The big question is, how should you react to this change in payment process? First and foremost, you should be sure that all diagnostic tests and treatments ordered or provided are medically necessary, for that patient, that day. We would all agree that that’s just good patient care.

 

Applying medical necessity to coding

Here’s the hard part: Should we apply the medical necessity overlay to our documentation and coding?

For E&M services, you should document completely all services provided as well as issues discussed or considered in your thought process in dealing with the patient’s problems. Coding and billing should be based on “medical necessity.”

There are three things that you should consider in determining medical necessity. First, the level of medical decision making as defined by the documentation guidelines should be determined. Second, the definition of severity of the illness/problem as defined by CPT under each E&M code should be considered. Severity of illness/problem is more subjective and as such much tougher to determine. Severity is “suggested” in the diagnosis part of the risk table in the documentation guidelines; however, the severity level is not specifically referenced within the table. Comorbidities and other presenting problems that impact the treatment course or urgency of treatment should also be considered as contributory in regard to severity. At this time, we have very little hard guidance with regard to severity. This is the area that we should pay closer attention to than we have in the past. Third, there is “standard of care” or “what level of care would your colleagues provide for the same problem.” We would never suggest you code to a curve; however, you will need to make sure that care you provide is appropriate and considered appropriate by a majority of your colleagues.
 

Modify EHR use

Until matters are more clearly defined, we would suggest that you analyze what you are doing. Our analysis of many records indicates that many services are under documented. However, our analysis also has shown a misunderstanding of electronic health records and how they encourage over-documentation or inaccurate documentation of service provided. Many of you should look strongly at modifying the way you use your EHR. You should not copy the previous encounter; all encounter documentations should have a unique history of present illness to that visit, documentation for all services provided that day, and the diagnosis applied for issues dealt with during that encounter. In the eyes of the payer, each encounter must be judged on its own.

We are still being judged by the documentation guidelines. Therefore, you still have to be sure that your history and physical meet the criteria for the level determined by “medical decision making.” However, it should also be clear that the reason for the services provided that day contribute to the treatment of the patient for that visit.

For diagnostic tests, you should document the order for the tests and include specific reasons for ordering that test, that day, for that patient, and be sure you document the results and how they impact your decision making on the day they are interpreted.

Post-void residual and urinalysis are common tests and are viewed by many payers as over-utilized. Most payers do not pay for routine screening tests and are searching for a clear and medically connected reason for these tests.

These tests as well as others should be ordered specifically for that patient on that visit, either on the day of the visit or at the time the patient is scheduled for the visit if you know you want the tests to monitor the patient’s progress. After the results are read, you should specifically state the residual, results of the UA, and how they impact your decision on treatment.

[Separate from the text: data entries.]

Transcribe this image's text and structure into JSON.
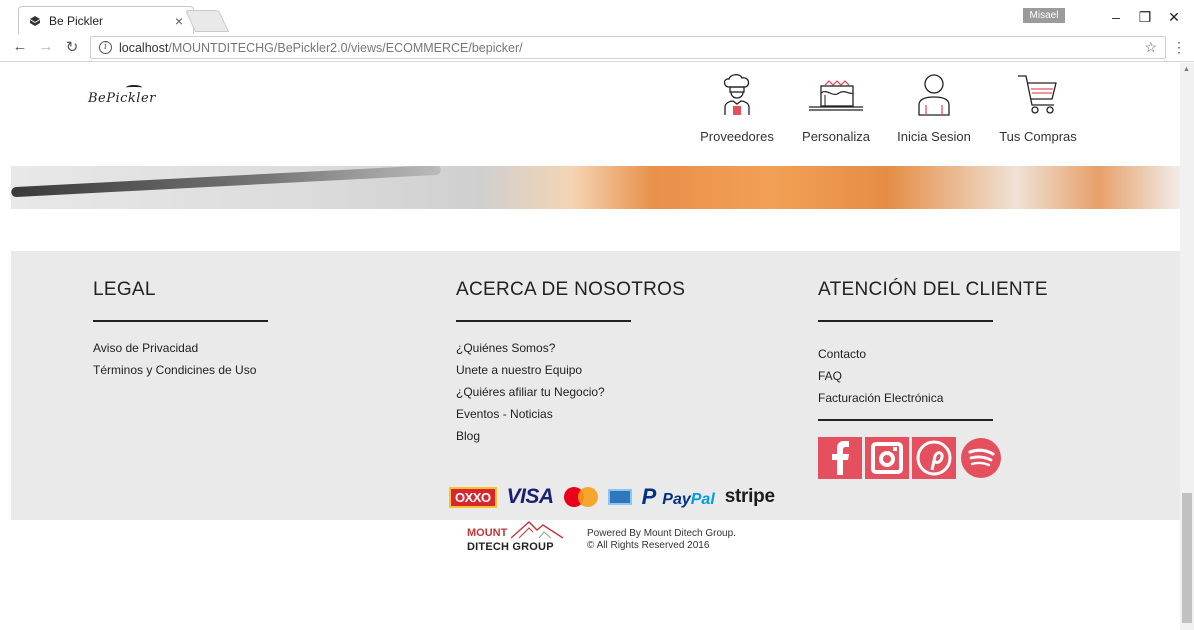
{
  "browser": {
    "tab_title": "Be Pickler",
    "tab_close": "×",
    "profile_name": "Misael",
    "url_host": "localhost",
    "url_path": "/MOUNTDITECHG/BePickler2.0/views/ECOMMERCE/bepicker/",
    "window_buttons": [
      "–",
      "❐",
      "✕"
    ]
  },
  "header": {
    "logo_text": "BePickler",
    "nav": [
      {
        "label": "Proveedores",
        "icon": "chef-icon"
      },
      {
        "label": "Personaliza",
        "icon": "cake-icon"
      },
      {
        "label": "Inicia Sesion",
        "icon": "user-icon"
      },
      {
        "label": "Tus Compras",
        "icon": "cart-icon"
      }
    ]
  },
  "footer": {
    "legal": {
      "title": "LEGAL",
      "links": [
        "Aviso de Privacidad",
        "Términos y Condicines de Uso"
      ]
    },
    "about": {
      "title": "ACERCA DE NOSOTROS",
      "links": [
        "¿Quiénes Somos?",
        "Unete a nuestro Equipo",
        "¿Quiéres afiliar tu Negocio?",
        "Eventos - Noticias",
        "Blog"
      ]
    },
    "support": {
      "title": "ATENCIÓN DEL CLIENTE",
      "links": [
        "Contacto",
        "FAQ",
        "Facturación Electrónica"
      ],
      "social": [
        "facebook-icon",
        "instagram-icon",
        "pinterest-icon",
        "spotify-icon"
      ]
    },
    "social_color": "#e5505f"
  },
  "payments": {
    "oxxo": "OXXO",
    "visa": "VISA",
    "paypal_a": "Pay",
    "paypal_b": "Pal",
    "stripe": "stripe"
  },
  "credits": {
    "company_line1": "MOUNT",
    "company_line2": "DITECH GROUP",
    "powered": "Powered By Mount Ditech Group.",
    "rights": "© All Rights Reserved 2016"
  }
}
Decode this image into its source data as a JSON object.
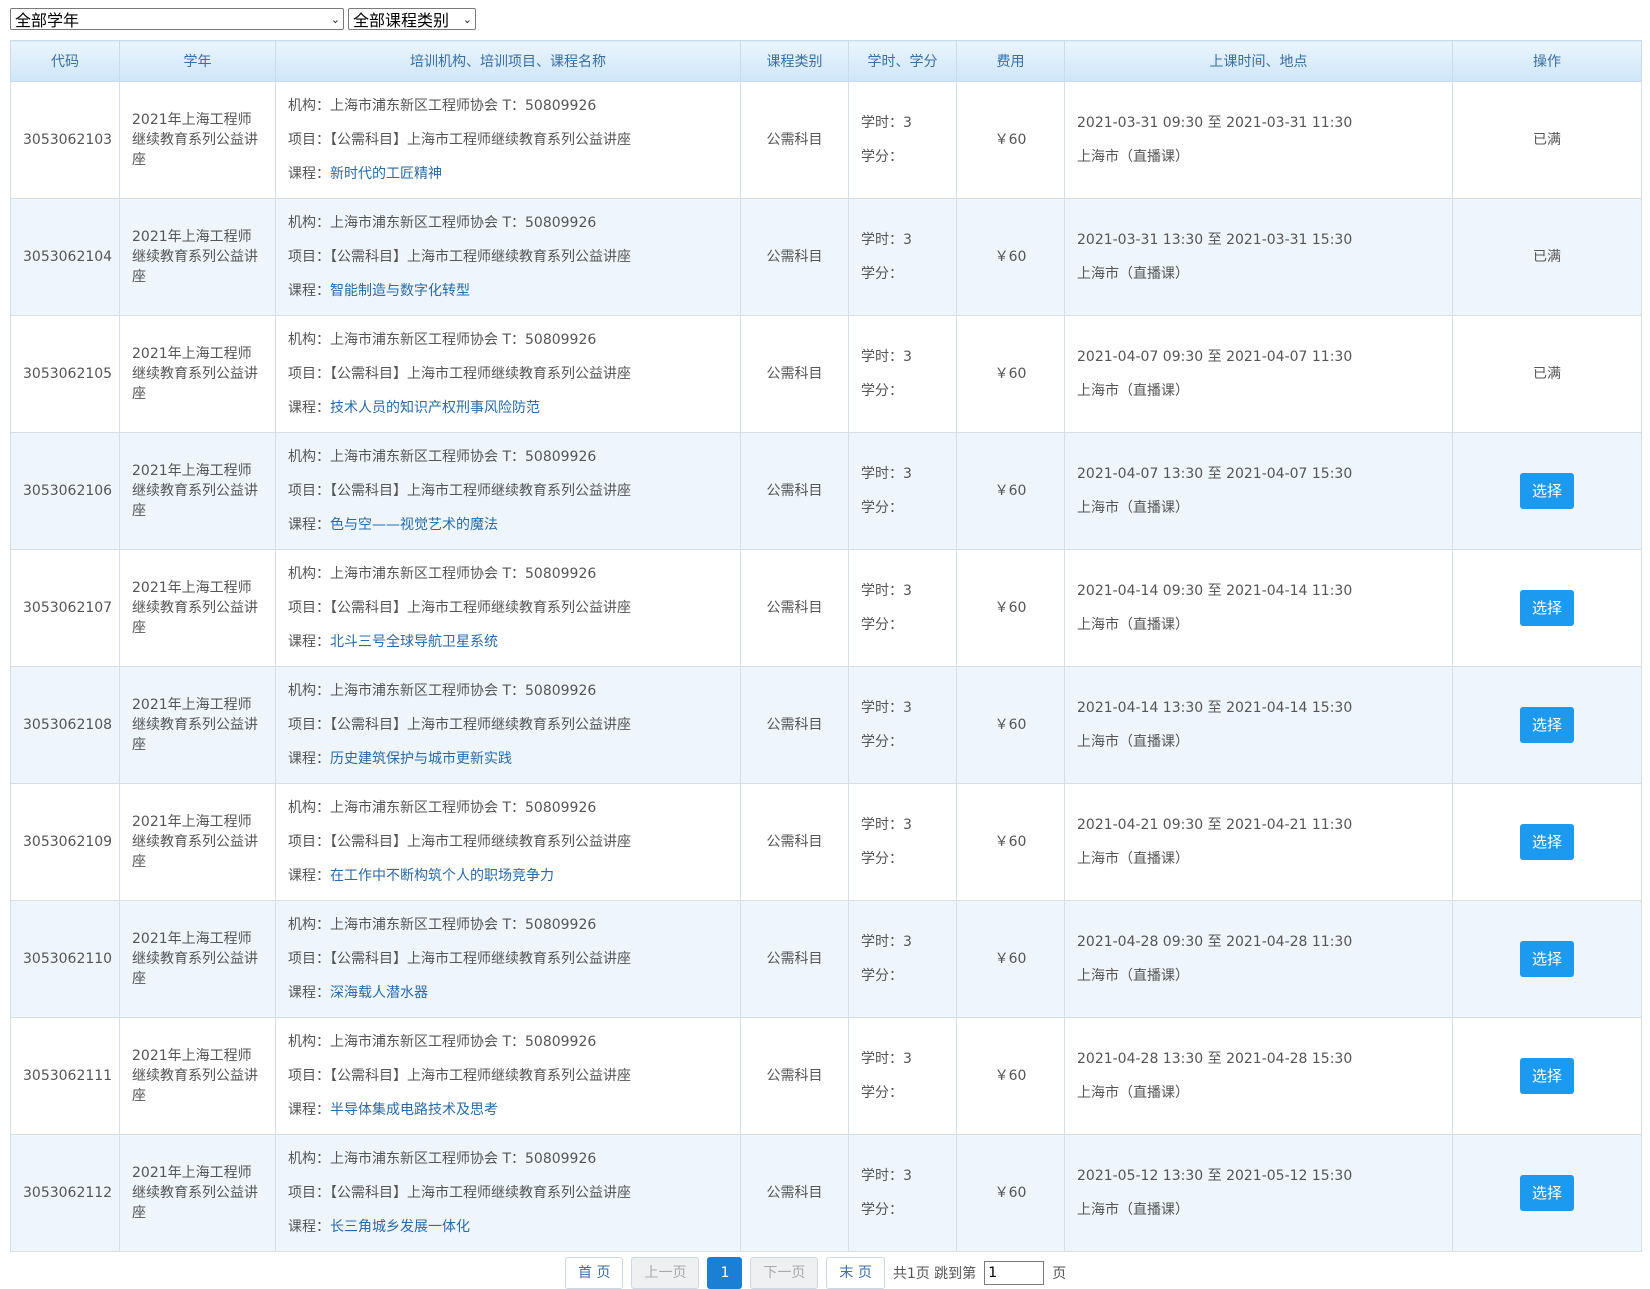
{
  "filters": {
    "year_select": "全部学年",
    "category_select": "全部课程类别"
  },
  "table": {
    "headers": [
      "代码",
      "学年",
      "培训机构、培训项目、课程名称",
      "课程类别",
      "学时、学分",
      "费用",
      "上课时间、地点",
      "操作"
    ],
    "labels": {
      "org": "机构：",
      "project": "项目：",
      "course": "课程：",
      "hours": "学时：",
      "credits": "学分：",
      "to": "至"
    },
    "rows": [
      {
        "code": "3053062103",
        "year": "2021年上海工程师继续教育系列公益讲座",
        "org": "上海市浦东新区工程师协会 T：50809926",
        "project": "【公需科目】上海市工程师继续教育系列公益讲座",
        "course": "新时代的工匠精神",
        "category": "公需科目",
        "hours": "3",
        "credits": "",
        "fee": "￥60",
        "start": "2021-03-31 09:30",
        "end": "2021-03-31 11:30",
        "location": "上海市（直播课）",
        "action": "已满",
        "selectable": false
      },
      {
        "code": "3053062104",
        "year": "2021年上海工程师继续教育系列公益讲座",
        "org": "上海市浦东新区工程师协会 T：50809926",
        "project": "【公需科目】上海市工程师继续教育系列公益讲座",
        "course": "智能制造与数字化转型",
        "category": "公需科目",
        "hours": "3",
        "credits": "",
        "fee": "￥60",
        "start": "2021-03-31 13:30",
        "end": "2021-03-31 15:30",
        "location": "上海市（直播课）",
        "action": "已满",
        "selectable": false
      },
      {
        "code": "3053062105",
        "year": "2021年上海工程师继续教育系列公益讲座",
        "org": "上海市浦东新区工程师协会 T：50809926",
        "project": "【公需科目】上海市工程师继续教育系列公益讲座",
        "course": "技术人员的知识产权刑事风险防范",
        "category": "公需科目",
        "hours": "3",
        "credits": "",
        "fee": "￥60",
        "start": "2021-04-07 09:30",
        "end": "2021-04-07 11:30",
        "location": "上海市（直播课）",
        "action": "已满",
        "selectable": false
      },
      {
        "code": "3053062106",
        "year": "2021年上海工程师继续教育系列公益讲座",
        "org": "上海市浦东新区工程师协会 T：50809926",
        "project": "【公需科目】上海市工程师继续教育系列公益讲座",
        "course": "色与空——视觉艺术的魔法",
        "category": "公需科目",
        "hours": "3",
        "credits": "",
        "fee": "￥60",
        "start": "2021-04-07 13:30",
        "end": "2021-04-07 15:30",
        "location": "上海市（直播课）",
        "action": "选择",
        "selectable": true
      },
      {
        "code": "3053062107",
        "year": "2021年上海工程师继续教育系列公益讲座",
        "org": "上海市浦东新区工程师协会 T：50809926",
        "project": "【公需科目】上海市工程师继续教育系列公益讲座",
        "course": "北斗三号全球导航卫星系统",
        "category": "公需科目",
        "hours": "3",
        "credits": "",
        "fee": "￥60",
        "start": "2021-04-14 09:30",
        "end": "2021-04-14 11:30",
        "location": "上海市（直播课）",
        "action": "选择",
        "selectable": true
      },
      {
        "code": "3053062108",
        "year": "2021年上海工程师继续教育系列公益讲座",
        "org": "上海市浦东新区工程师协会 T：50809926",
        "project": "【公需科目】上海市工程师继续教育系列公益讲座",
        "course": "历史建筑保护与城市更新实践",
        "category": "公需科目",
        "hours": "3",
        "credits": "",
        "fee": "￥60",
        "start": "2021-04-14 13:30",
        "end": "2021-04-14 15:30",
        "location": "上海市（直播课）",
        "action": "选择",
        "selectable": true
      },
      {
        "code": "3053062109",
        "year": "2021年上海工程师继续教育系列公益讲座",
        "org": "上海市浦东新区工程师协会 T：50809926",
        "project": "【公需科目】上海市工程师继续教育系列公益讲座",
        "course": "在工作中不断构筑个人的职场竞争力",
        "category": "公需科目",
        "hours": "3",
        "credits": "",
        "fee": "￥60",
        "start": "2021-04-21 09:30",
        "end": "2021-04-21 11:30",
        "location": "上海市（直播课）",
        "action": "选择",
        "selectable": true
      },
      {
        "code": "3053062110",
        "year": "2021年上海工程师继续教育系列公益讲座",
        "org": "上海市浦东新区工程师协会 T：50809926",
        "project": "【公需科目】上海市工程师继续教育系列公益讲座",
        "course": "深海载人潜水器",
        "category": "公需科目",
        "hours": "3",
        "credits": "",
        "fee": "￥60",
        "start": "2021-04-28 09:30",
        "end": "2021-04-28 11:30",
        "location": "上海市（直播课）",
        "action": "选择",
        "selectable": true
      },
      {
        "code": "3053062111",
        "year": "2021年上海工程师继续教育系列公益讲座",
        "org": "上海市浦东新区工程师协会 T：50809926",
        "project": "【公需科目】上海市工程师继续教育系列公益讲座",
        "course": "半导体集成电路技术及思考",
        "category": "公需科目",
        "hours": "3",
        "credits": "",
        "fee": "￥60",
        "start": "2021-04-28 13:30",
        "end": "2021-04-28 15:30",
        "location": "上海市（直播课）",
        "action": "选择",
        "selectable": true
      },
      {
        "code": "3053062112",
        "year": "2021年上海工程师继续教育系列公益讲座",
        "org": "上海市浦东新区工程师协会 T：50809926",
        "project": "【公需科目】上海市工程师继续教育系列公益讲座",
        "course": "长三角城乡发展一体化",
        "category": "公需科目",
        "hours": "3",
        "credits": "",
        "fee": "￥60",
        "start": "2021-05-12 13:30",
        "end": "2021-05-12 15:30",
        "location": "上海市（直播课）",
        "action": "选择",
        "selectable": true
      }
    ]
  },
  "pager": {
    "first": "首 页",
    "prev": "上一页",
    "current": "1",
    "next": "下一页",
    "last": "末 页",
    "total_text": "共1页 跳到第",
    "jump_value": "1",
    "page_suffix": "页"
  },
  "colors": {
    "accent": "#1b9af0",
    "header_text": "#3a6ea5",
    "row_alt": "#eef6fc"
  }
}
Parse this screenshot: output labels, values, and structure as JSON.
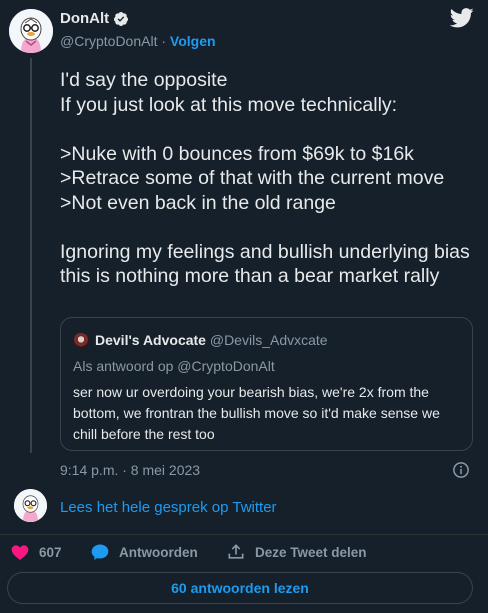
{
  "author": {
    "display_name": "DonAlt",
    "handle": "@CryptoDonAlt",
    "separator": " · ",
    "follow_label": "Volgen"
  },
  "tweet": {
    "text": "I'd say the opposite\nIf you just look at this move technically:\n\n>Nuke with 0 bounces from $69k to $16k\n>Retrace some of that with the current move\n>Not even back in the old range\n\nIgnoring my feelings and bullish underlying bias this is nothing more than a bear market rally",
    "timestamp": "9:14 p.m. · 8 mei 2023"
  },
  "quoted": {
    "display_name": "Devil's Advocate",
    "handle": "@Devils_Advxcate",
    "reply_to": "Als antwoord op @CryptoDonAlt",
    "text": "ser now ur overdoing your bearish bias, we're 2x from the bottom, we frontran the bullish move so it'd make sense we chill before the rest too"
  },
  "conversation_link": "Lees het hele gesprek op Twitter",
  "actions": {
    "like_count": "607",
    "reply_label": "Antwoorden",
    "share_label": "Deze Tweet delen"
  },
  "read_replies_label": "60 antwoorden lezen",
  "colors": {
    "background": "#15202b",
    "accent": "#1d9bf0",
    "like": "#f91880",
    "muted": "#8b98a5",
    "border": "#38444d"
  },
  "icons": [
    "avatar",
    "verified-badge-icon",
    "twitter-bird-icon",
    "info-icon",
    "heart-icon",
    "reply-bubble-icon",
    "share-icon"
  ]
}
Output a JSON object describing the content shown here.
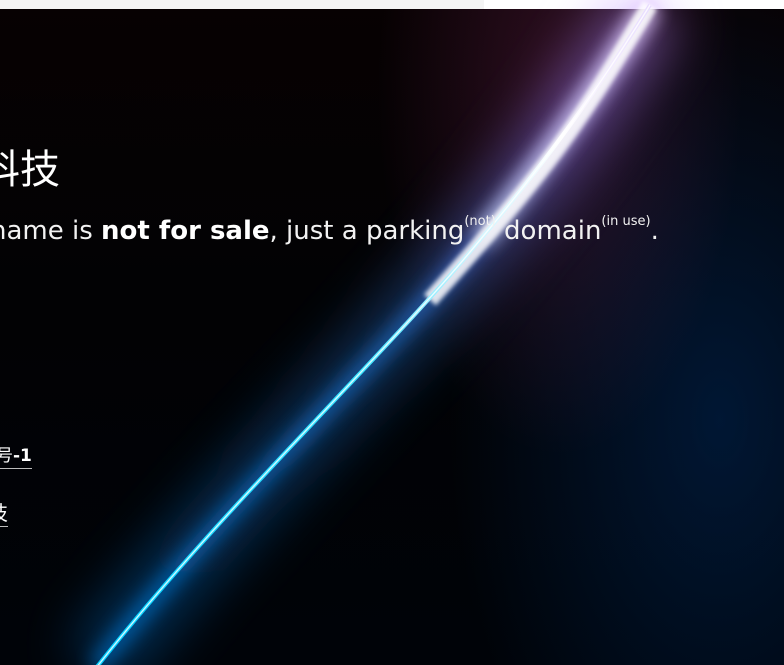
{
  "page": {
    "title_fragment": "科技",
    "tagline": {
      "start": "name is ",
      "not_for_sale": "not for sale",
      "middle": ", just a parking",
      "parking_note": "(not)",
      "domain_word": " domain",
      "domain_note": "(in use)",
      "end": "."
    },
    "links": {
      "record_prefix": "号",
      "record_number": "-1",
      "company_fragment": "技"
    }
  },
  "colors": {
    "background": "#000000",
    "text": "#ffffff",
    "glow_cyan": "#00d8ff",
    "glow_violet": "#b98cff"
  }
}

The bottom line is that you should apply common sense and good medical practice to good patient care. In the end, medical necessity is determined by physicians and judged by standards of care. If you are practicing good medicine with accurate and complete documentation, you will have the support you need to challenge medical necessity denials, and you’ll have a healthy code mix.UT